9 Investigates

Tobacco use in Florida schools doubles again, hitting record high; officials blame vaping

9 Investigates has an update on the vaping problem in Florida schools.

Investigative reporter Karla Ray first reported that the number of students disciplined for tobacco use in Florida schools nearly doubled in just one year, and that school leaders believe it’s due to e-cigarette use.

Now, just-released numbers from the 2018/2019 school year show tobacco incidents more than doubled again, hitting a record high of nearly 18,000 students caught smoking or with smoking devices on school grounds.

READ: Tobacco use in Florida schools doubles; what’s being done to snuff out the trend

Though some states have begun to separate e-cigarette use from tobacco use when collecting student discipline data, Florida has not. However, statewide, there was a steady decline in tobacco-related incidents in schools over the course of five years, before spiking again as e-cigarettes gained popularity.

In the 2016/2017 school year, tobacco-related incidents hit a low of just over 4,000 students disciplined statewide. In 2017/2018, when e-cigarettes started to grow in popularity, the number jumped to more than 8,000.

At Seminole High School, Principal Jordan Rodriguez and his staff are on constant watch for clouds of vapor in the courtyard, and even in class.

“I don't remember the last time I saw a pack of cigarettes confiscated off of a student,” Rodriguez said. “Overwhelmingly, if not exclusively, the tobacco violations have been vaporizers.”

READ: FDA crackdown on vaping flavors has blind spot: disposables

Rodriguez says aside from the nearly 18,000 students who were disciplined for tobacco-related incidents in the last school year, more simply weren’t caught.

“It's not like a cigarette, it's not like a cigar or marijuana, where it hits you and you know what it is,” Rodriguez said. “Kids can be very brazen with these devices. They can be very discreet with these devices.”

Locally, all but one of the districts in Central Florida more than doubled in tobacco-related student discipline for the 2018/2019 school year.

Brevard School’s numbers jumped by 166%, from 316 incidents in the 2017/2018 school year to 843 last year.

Volusia Schools leaders also report a big jump of 182%, with 681 incidents in 2018/2019 compared to 241 the year prior.

The number of Osceola County students caught smoking or vaping also more than doubled, from 51 cases in 2017/2018 to 138 in 2018/2019. The same was true in Seminole County, with 92 cases in the 2017/2018 school year compared to 234 in 2018/2019.

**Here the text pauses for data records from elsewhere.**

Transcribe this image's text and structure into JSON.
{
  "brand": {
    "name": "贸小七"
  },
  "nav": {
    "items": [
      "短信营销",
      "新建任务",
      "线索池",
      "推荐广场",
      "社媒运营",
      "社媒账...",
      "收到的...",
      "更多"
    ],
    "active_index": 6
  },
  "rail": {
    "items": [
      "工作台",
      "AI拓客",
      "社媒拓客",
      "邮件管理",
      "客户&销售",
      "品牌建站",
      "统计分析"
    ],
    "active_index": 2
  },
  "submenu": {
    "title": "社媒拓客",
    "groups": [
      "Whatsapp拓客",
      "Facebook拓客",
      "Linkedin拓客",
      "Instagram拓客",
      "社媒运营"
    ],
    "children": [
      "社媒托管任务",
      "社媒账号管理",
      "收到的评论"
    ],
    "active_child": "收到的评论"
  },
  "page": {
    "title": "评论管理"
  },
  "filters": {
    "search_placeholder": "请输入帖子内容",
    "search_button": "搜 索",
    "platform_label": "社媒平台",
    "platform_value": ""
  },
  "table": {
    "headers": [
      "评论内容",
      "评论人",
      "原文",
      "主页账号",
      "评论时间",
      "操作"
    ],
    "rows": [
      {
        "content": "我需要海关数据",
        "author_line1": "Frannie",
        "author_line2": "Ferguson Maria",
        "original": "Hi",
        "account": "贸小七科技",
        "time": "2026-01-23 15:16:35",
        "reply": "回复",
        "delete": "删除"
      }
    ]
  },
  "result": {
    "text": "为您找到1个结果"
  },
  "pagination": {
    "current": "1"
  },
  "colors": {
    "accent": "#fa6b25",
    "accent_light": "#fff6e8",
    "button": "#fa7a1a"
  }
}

Lake County students saw the largest jump, nearly a 200% increase from 127 incidents in 2017/2018 to 375 in 2018/2019.

Only Orange County Public Schools saw a more modest jump, with 474 incidents during the last school year compared to 330 in the 2017/2018 school year.

READ: 9 facts about vaping, linked disease and death

In Seminole County, school leaders have installed vapor detectors on some campuses, and brought in a speaker who has gotten sick from e-cigarettes, in an effort to curb the problem.

“I pray that my kids on this campus aren't the ones who learn from trauma, seeing someone put in the hospital for these things,” Rodrigeuz said.

Orlando Health toxicologist Dr. Josef Thundiyil says the numbers are concerning.

“My biggest concern is when young people are using it, because it’s a lifetime of use they have the potential to have,” Thundiyil said. “So if someone starts at 14 or 16, and they get hooked, they can end up being on a very high concentration of nicotine for decades and decades, and those health effects are still unknown.”

Thundiyil said one major challenge for doctors is that many don’t consider vaping to be the same as smoking, meaning some won’t admit they are vaping when having conversations with their doctors. He also points out that the use of e-cigarettes is so new, the long-term effects just aren’t completely understood.

“What we recall from the 1980s and 1990s from that burnt-looking lung, we don’t know yet what it’s going to look like from vaping,” Thundiyil said.

Karla Ray

Karla Ray, WFTV.com

Karla Ray anchors Eyewitness News This Morning on Saturday and Sundays, and is an investigative reporter for the 9 Investigates unit.